  • Assistant Professor of Pathology; Co-director, Yale Legacy Tissue Donation Program, Pathology

    I am a neuropathologist and researcher in neuroimmunology. My background is in electrophysiology and biomedical engineering of neural interface and neural information processing systems. My interests are in diseases of the central nervous system, including motor system diseases and cancer. I am working on advancing the techniques of computational pathology in order to better understand and diagnose diseases. My research involves the application of machine learning, image analysis, and statistics to histology and genomic data with the goal of better characterizing and classifying tumors. I am developing software to analyze histologic images taken from the kinds of slides produced in the routine clinical evaluation of tissue.  By using statistical and machine learning techniques, these algorithms look for patterns in cell placement and morphology that correspond to the tissue genetic profiles.

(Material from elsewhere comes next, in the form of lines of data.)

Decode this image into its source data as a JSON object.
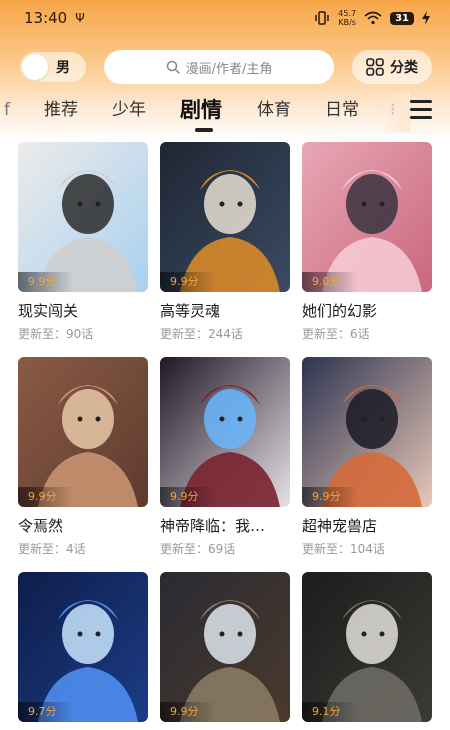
{
  "status_bar": {
    "time": "13:40",
    "usb_glyph": "Ψ",
    "net_speed_value": "45.7",
    "net_speed_unit": "KB/s",
    "battery": "31"
  },
  "header": {
    "gender_label": "男",
    "search_placeholder": "漫画/作者/主角",
    "category_label": "分类"
  },
  "tabs": [
    {
      "label": "f"
    },
    {
      "label": "推荐"
    },
    {
      "label": "少年"
    },
    {
      "label": "剧情",
      "active": true
    },
    {
      "label": "体育"
    },
    {
      "label": "日常"
    },
    {
      "label": "⁝"
    }
  ],
  "comics": [
    {
      "title": "现实闯关",
      "rating": "9.9分",
      "update": "更新至：90话",
      "palette": [
        "#ecebea",
        "#cfcfcf",
        "#2b2b2b",
        "#a8d0f0"
      ]
    },
    {
      "title": "高等灵魂",
      "rating": "9.9分",
      "update": "更新至：244话",
      "palette": [
        "#1e2633",
        "#d88a2a",
        "#e8e0d2",
        "#3b4b63"
      ]
    },
    {
      "title": "她们的幻影",
      "rating": "9.0分",
      "update": "更新至：6话",
      "palette": [
        "#e8a7b6",
        "#f5c9d3",
        "#3a3340",
        "#c9677c"
      ]
    },
    {
      "title": "令焉然",
      "rating": "9.9分",
      "update": "更新至：4话",
      "palette": [
        "#8a5a45",
        "#c99270",
        "#e8c9a8",
        "#5e3b2e"
      ]
    },
    {
      "title": "神帝降临：我…",
      "rating": "9.9分",
      "update": "更新至：69话",
      "palette": [
        "#1f1726",
        "#7a2230",
        "#69b6ff",
        "#e7e1e6"
      ]
    },
    {
      "title": "超神宠兽店",
      "rating": "9.9分",
      "update": "更新至：104话",
      "palette": [
        "#2d3350",
        "#d46a3a",
        "#1a1a24",
        "#e8c8b8"
      ]
    },
    {
      "title": "",
      "rating": "9.7分",
      "update": "",
      "palette": [
        "#0e1e4a",
        "#4f8df0",
        "#c8e6ff",
        "#1c3c86"
      ]
    },
    {
      "title": "",
      "rating": "9.9分",
      "update": "",
      "palette": [
        "#2a2a33",
        "#8a7a64",
        "#dfe6ee",
        "#4a3a2c"
      ]
    },
    {
      "title": "",
      "rating": "9.1分",
      "update": "",
      "palette": [
        "#1d1c1b",
        "#6d6a64",
        "#e3e0da",
        "#3c3a36"
      ]
    }
  ],
  "colors": {
    "accent_orange": "#f7a647",
    "rating_orange": "#f3a33a"
  }
}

I believe this simultaneous genotypic and phenotypic characterization of tumors will provide a deeper understanding of neurobiology, neuropathology, and caner immunology, and identify key elements of CNS microenvironments whose interactions advance our explanations and predictions of pathologic processes affecting the brain, retina, spinal cord, and peripheral nervous system.

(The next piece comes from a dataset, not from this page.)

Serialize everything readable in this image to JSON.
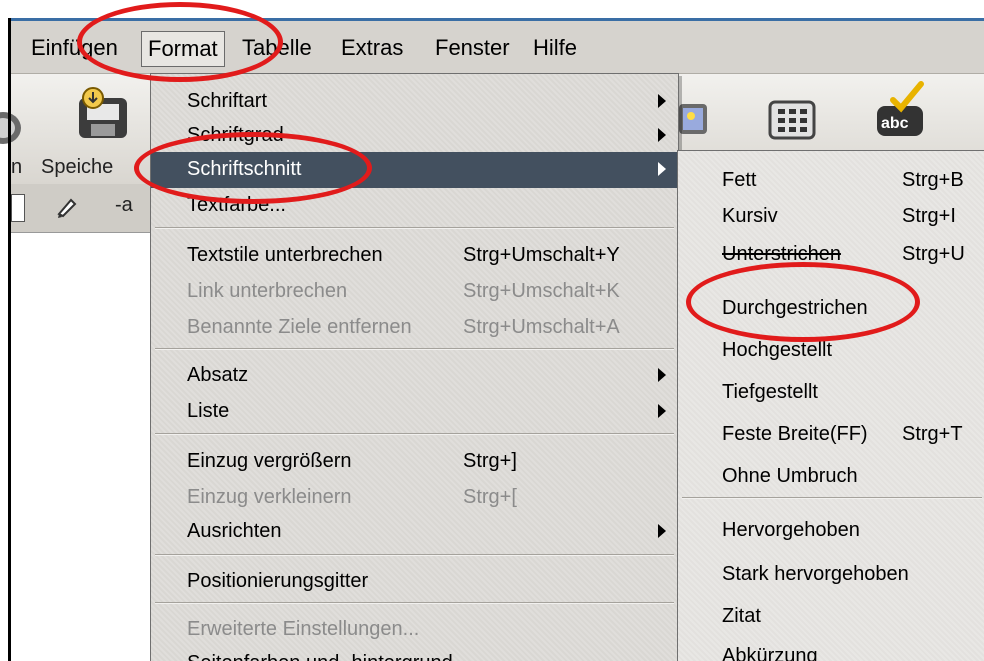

  • Assistant Professor; Director of Autopsy Services, Pathology

    Dr. Sanchez received his undergraduate degree at Fairfield University, his medical degree at SUNY Stony Brook, and did his residency in anatomic and clinical pathology at Yale New Haven Hospital. He worked as a community pathologist at the Hospital of Central Connecticut before joining the Pathology Department at Yale School of Medicine where he is the Director of the Autopsy Service. In addition to surgical pathology his interests include autopsy pathology, microbiology, medical education, medical history, and quality management.